This is a follow-up to a press release issued last week by Earthworks regarding a resident complaint and the PA DEP’s policy on investigations during COVID.
During a public health emergency, the government response to one crisis should not fuel another. That is why I was outraged when I was told by the Pennsylvania Department of Environmental Protection (DEP) that no one would investigate a complaint I filed–about a possible leak of oil and gas wastewater from a nearby facility, which could have the potential of impacting my family’s drinking water supply–until after the COVID state-wide “shutdown” was over.

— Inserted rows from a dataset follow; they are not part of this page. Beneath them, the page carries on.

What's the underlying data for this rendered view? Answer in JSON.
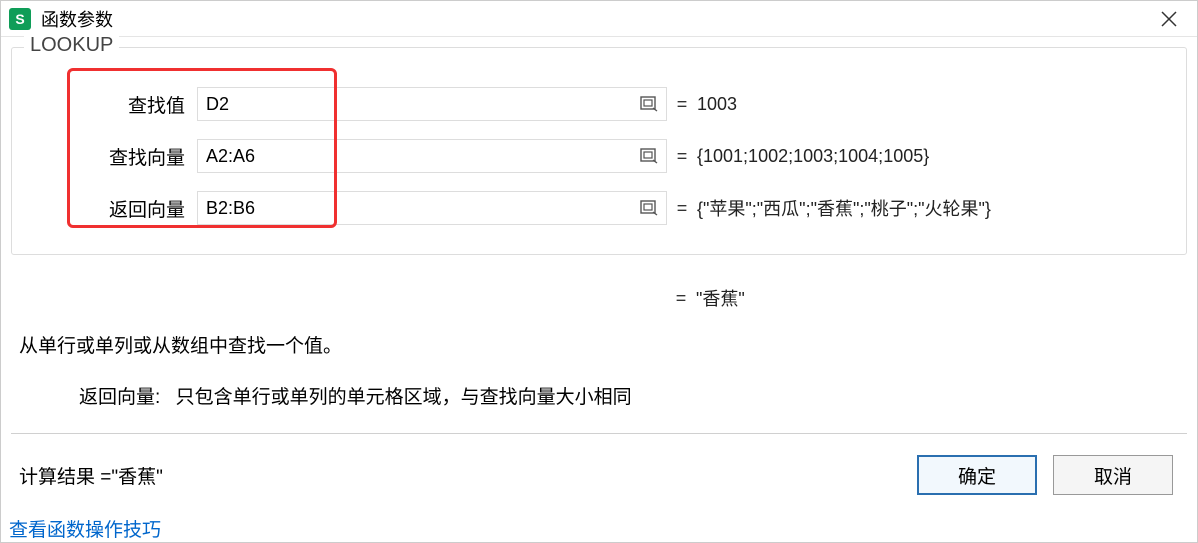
{
  "titlebar": {
    "app_icon_letter": "S",
    "title": "函数参数"
  },
  "fieldset": {
    "legend": "LOOKUP",
    "params": [
      {
        "label": "查找值",
        "value": "D2",
        "result": "1003"
      },
      {
        "label": "查找向量",
        "value": "A2:A6",
        "result": "{1001;1002;1003;1004;1005}"
      },
      {
        "label": "返回向量",
        "value": "B2:B6",
        "result": "{\"苹果\";\"西瓜\";\"香蕉\";\"桃子\";\"火轮果\"}"
      }
    ],
    "formula_result": "\"香蕉\""
  },
  "description": {
    "line1": "从单行或单列或从数组中查找一个值。",
    "param_name": "返回向量:",
    "param_desc": "只包含单行或单列的单元格区域，与查找向量大小相同"
  },
  "footer": {
    "calc_label": "计算结果 = ",
    "calc_value": "\"香蕉\"",
    "help_link": "查看函数操作技巧",
    "ok_label": "确定",
    "cancel_label": "取消"
  }
}
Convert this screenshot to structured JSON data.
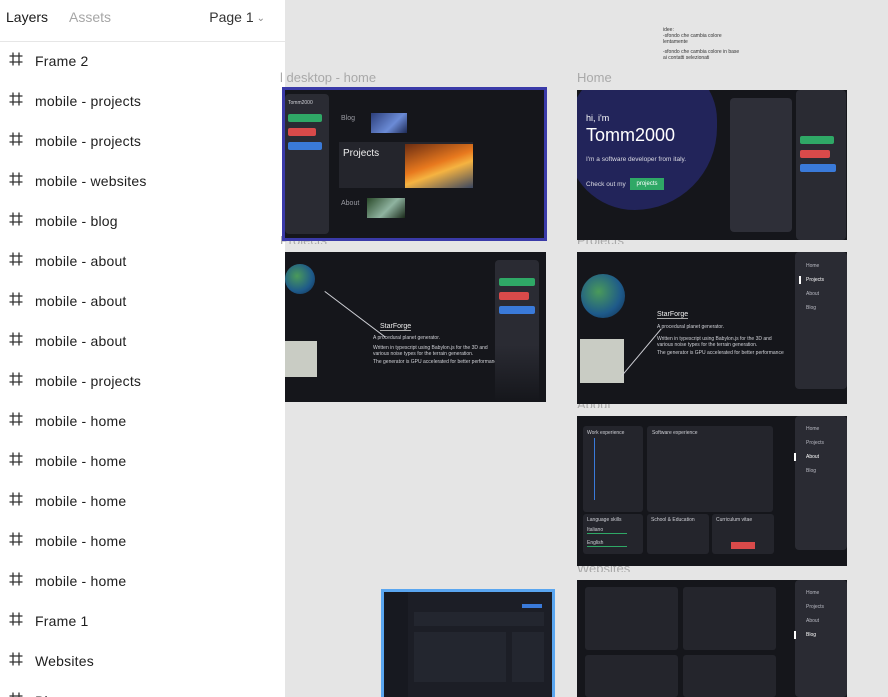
{
  "panel": {
    "tabs": [
      "Layers",
      "Assets"
    ],
    "page": "Page 1",
    "layers": [
      "Frame 2",
      "mobile - projects",
      "mobile - projects",
      "mobile - websites",
      "mobile - blog",
      "mobile - about",
      "mobile - about",
      "mobile - about",
      "mobile - projects",
      "mobile - home",
      "mobile - home",
      "mobile - home",
      "mobile - home",
      "mobile - home",
      "Frame 1",
      "Websites",
      "Bl..."
    ]
  },
  "canvas": {
    "labels": {
      "desktop_home": "desktop - home",
      "home": "Home",
      "projects_left": "Projects",
      "projects_right": "Projects",
      "about": "About",
      "websites": "Websites"
    },
    "notes": [
      "idee:",
      "-sfondo che cambia colore",
      "lentamente",
      "-sfondo che cambia colore in base",
      "ai contatti selezionati"
    ],
    "desktop_home": {
      "blog": "Blog",
      "projects": "Projects",
      "about": "About",
      "user": "Tomm2000"
    },
    "home": {
      "greeting": "hi, i'm",
      "name": "Tomm2000",
      "tagline": "I'm a software developer from italy.",
      "cta": "Check out my",
      "cta_button": "projects"
    },
    "project": {
      "title": "StarForge",
      "subtitle": "A procedural planet generator.",
      "desc1": "Written in typescript using Babylon.js for the 3D and",
      "desc2": "various noise types for the terrain generation.",
      "desc3": "The generator is GPU accelerated for better performance"
    },
    "nav": [
      "Home",
      "Projects",
      "About",
      "Blog"
    ],
    "about": {
      "work": "Work experience",
      "software": "Software experience",
      "languages": "Language skills",
      "school": "School & Education",
      "cv": "Curriculum vitae",
      "italiano": "Italiano",
      "english": "English"
    },
    "colors": {
      "green": "#2fa866",
      "red": "#d94a4a",
      "blue": "#3a7ad9",
      "frame_bg": "#15161b",
      "selection": "#3a3aa8"
    }
  }
}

My family is suffering sleep deprivation due to 24-hour wastewater truck traffic during an already stressful quarantine. My grandparents are in poor health, my parents have been laid off, and the fear of losing our water supplies due to a spill makes it all worse. Being told by DEP that they weren’t sending staff out here until after the shutdown was terrifying news, especially because the former leak at JKLM Energy’s nearby waste site is one of many, many pollution events in the company’s short history here in Potter County. Will the next leak be from a truck rollover like the one that happened on March 29th, spilling fracking waste into someone’s yard?
It wasn’t until Earthworks publicly questioned the DEP on its COVID enforcement policy, based on the email that DEP sent, and reporters began to probe the issue that a DEP spokesperson told a reporter that an investigation was underway.
It shouldn’t take a national environmental organization’s press release and the associated media attention for DEP to take action. Nor should a member of the public find out about the status of her complaint second-hand from a newspaper article rather than an email, a phone call, or a letter directly from the DEP.
Protecting the health and safety of all Pennsylvanians is the job of the DEP–it’s in the agency’s mission. And never has it been more important for DEP to protect residents from the harms of pollution–and to communicate that to residents–than right now.
Ever since Governor Tom Wolf has issued an indefinite stay at home order for the entire state, 1.5 million residents have been effectively trapped with the physical and emotional health threats of living next to industry. The threat from everyday oil and gas pollution is real, and now many families have nowhere to go if there’s a major problem with an operation.
During a public health crisis, state agencies need to be more responsive to residents, not less. Communicating directly with complainants is part of DEP’s job. As Earthworks has shown in past research and has sometimes experienced through its own complaint filing, DEP often falls short in this regard. And as I’ve reported over at Public Herald, scores of residents across the Commonwealth have also revealed to us and the Attorney General’s Office DEP’s poor response to their reports of drinking water contamination near oil and gas operations.
If oil and gas operations are deemed “essential” enough to continue, so too must all DEP activities that help keep residents safe.
According to a DEP spokesperson quoted in the PennLive article about my case, the agency has since adopted a COVID policy of “prioritizing field inspections of critical infrastructure and inspections that are critical to public health and safety.” What isn’t yet clear is the definition of “critical inspections.”
At a time like this, the health and safety of everyone everywhere should be considered critical– for both oil and gas workers and nearby residents.